Found almost exclusively in hydrothermal vents, this anaerobic species can exist only in the extreme ranges of temperature, pressure and pH of the deep sea chimney community (4). Thermococcus gammatolerans grows heterotrophically, reducing elemental sulfur or cystine to hydrogen sulfide. Chemosynthetic bacteria, like Thermococcus gammatolerans, form the basis of the hydrothermal vent biological community as opposed to most ecological communities which depend on the energy from sunlight to provide chemical energy for other organisms (3).

Interesting feature
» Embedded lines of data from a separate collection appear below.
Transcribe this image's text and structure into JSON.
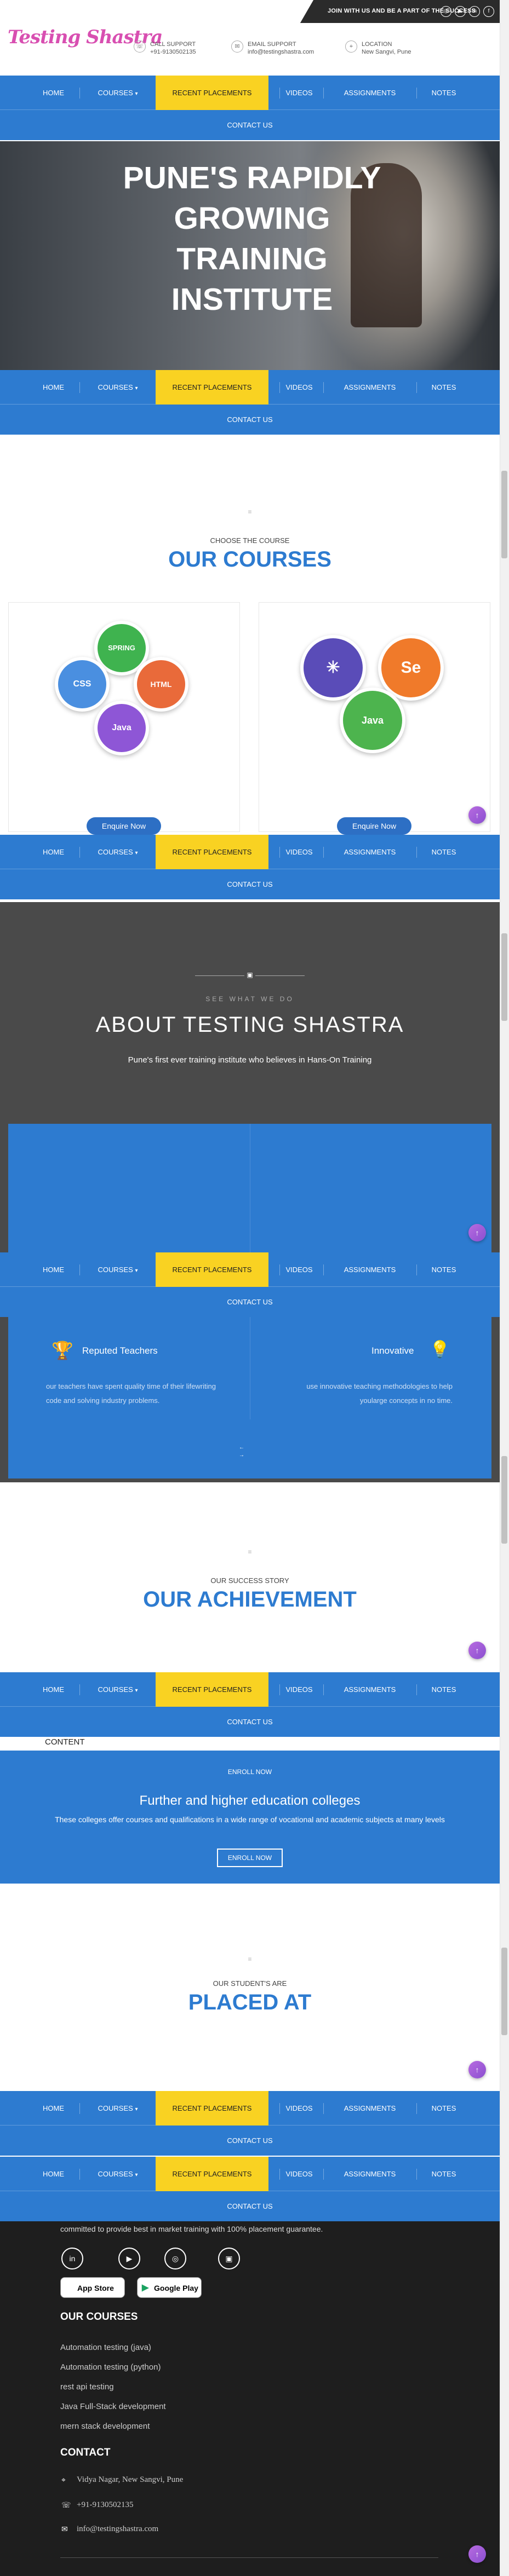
{
  "topbar": {
    "tagline": "JOIN WITH US AND BE A PART OF THE SUCCESS",
    "socials": [
      "instagram-icon",
      "youtube-icon",
      "linkedin-icon",
      "facebook-icon"
    ]
  },
  "logo": {
    "part1": "Testing",
    "part2": "Shastra"
  },
  "header_info": [
    {
      "icon": "phone-icon",
      "title": "CALL SUPPORT",
      "value": "+91-9130502135"
    },
    {
      "icon": "mail-icon",
      "title": "EMAIL SUPPORT",
      "value": "info@testingshastra.com"
    },
    {
      "icon": "location-icon",
      "title": "LOCATION",
      "value": "New Sangvi, Pune"
    }
  ],
  "nav": {
    "items": [
      "HOME",
      "COURSES",
      "RECENT PLACEMENTS",
      "VIDEOS",
      "ASSIGNMENTS",
      "NOTES"
    ],
    "courses_caret": "▾",
    "contact": "CONTACT US"
  },
  "hero": {
    "title": "PUNE'S RAPIDLY GROWING TRAINING INSTITUTE"
  },
  "courses": {
    "kicker": "CHOOSE THE COURSE",
    "title": "OUR COURSES",
    "card1": [
      "SPRING",
      "CSS",
      "HTML",
      "Java"
    ],
    "card2": [
      "Se",
      "Java"
    ],
    "enquire": "Enquire Now"
  },
  "about": {
    "kicker": "SEE WHAT WE DO",
    "title": "ABOUT TESTING SHASTRA",
    "subtitle": "Pune's first ever training institute who believes in Hans-On Training",
    "features": [
      {
        "title": "Reputed Teachers",
        "text": "our teachers have spent quality time of their lifewriting code and solving industry problems."
      },
      {
        "title": "Innovative",
        "text": "use innovative teaching methodologies to help yoularge concepts in no time."
      }
    ]
  },
  "achievement": {
    "kicker": "OUR SUCCESS STORY",
    "title": "OUR ACHIEVEMENT"
  },
  "content_label": "CONTENT",
  "enroll": {
    "kicker": "ENROLL NOW",
    "title": "Further and higher education colleges",
    "text": "These colleges offer courses and qualifications in a wide range of vocational and academic subjects at many levels",
    "button": "ENROLL NOW"
  },
  "placed": {
    "kicker": "OUR STUDENT'S ARE",
    "title": "PLACED AT"
  },
  "footer": {
    "intro": "committed to provide best in market training with 100% placement guarantee.",
    "socials": [
      "linkedin-icon",
      "youtube-icon",
      "instagram-icon",
      "video-icon"
    ],
    "stores": [
      "App Store",
      "Google Play"
    ],
    "courses_head": "OUR COURSES",
    "courses": [
      "Automation testing (java)",
      "Automation testing (python)",
      "rest api testing",
      "Java Full-Stack development",
      "mern stack development"
    ],
    "contact_head": "CONTACT",
    "address": "Vidya Nagar, New Sangvi, Pune",
    "phone": "+91-9130502135",
    "email": "info@testingshastra.com"
  },
  "colors": {
    "primary": "#2d7bd0",
    "accent": "#f9d222",
    "dark": "#1e1e1e"
  }
}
The most interesting feature of Thermococcus gammatolerans is their incredible resistance to gamma radiation, the level of which could kill a human 6,000 times over (1). A human can be killed from exposure to 5 Gy, while Thermococcus gammatolerans can withstand 30,000 Gy (1). The mechanism of this resistance is not fully understood as of yet, but it appears to be the result of proteins yet to be characterized rather than a large number of known DNA repair enzymes (4). A number of reactive oxygen species (ROS) coping mechanisms are present in Thermococcus gammatolerans to manage the large amounts of ROS produced by gamma rays, but the massive amount of DNA repair has not been attributed to a specific mechanism yet (4).


(1) [ Jolivet, E., L'Haridon, S., Corre, E., Forte, P., and Prieur, D. "Thermococcus gammatolerans sp. nov., a hyperthermophillic archaeon from a deep-sea hydrothermal vent that resists ionizing radiation". International Journal of Systematic and Evolutionary Microbiology. 2003. Volume 53. p. 847-851.

(2) NCBI Taxonomic page for Thermococcus gammatolerans

(3) Tunnicliffe, Verena (1991). "The Biology of Hydrothermal Vents: Ecology and Evolution". Oceanography and Marine Biology an Annual Review 29: 319–408

(4) [ Zivanovic, Y. et al. "Genome analysis and genome-wide prtoeomics ofThermococcus gammatolerans, the most radioresistant organism known among the Archaea". Genome Biology. 2009. Volume 10. published online.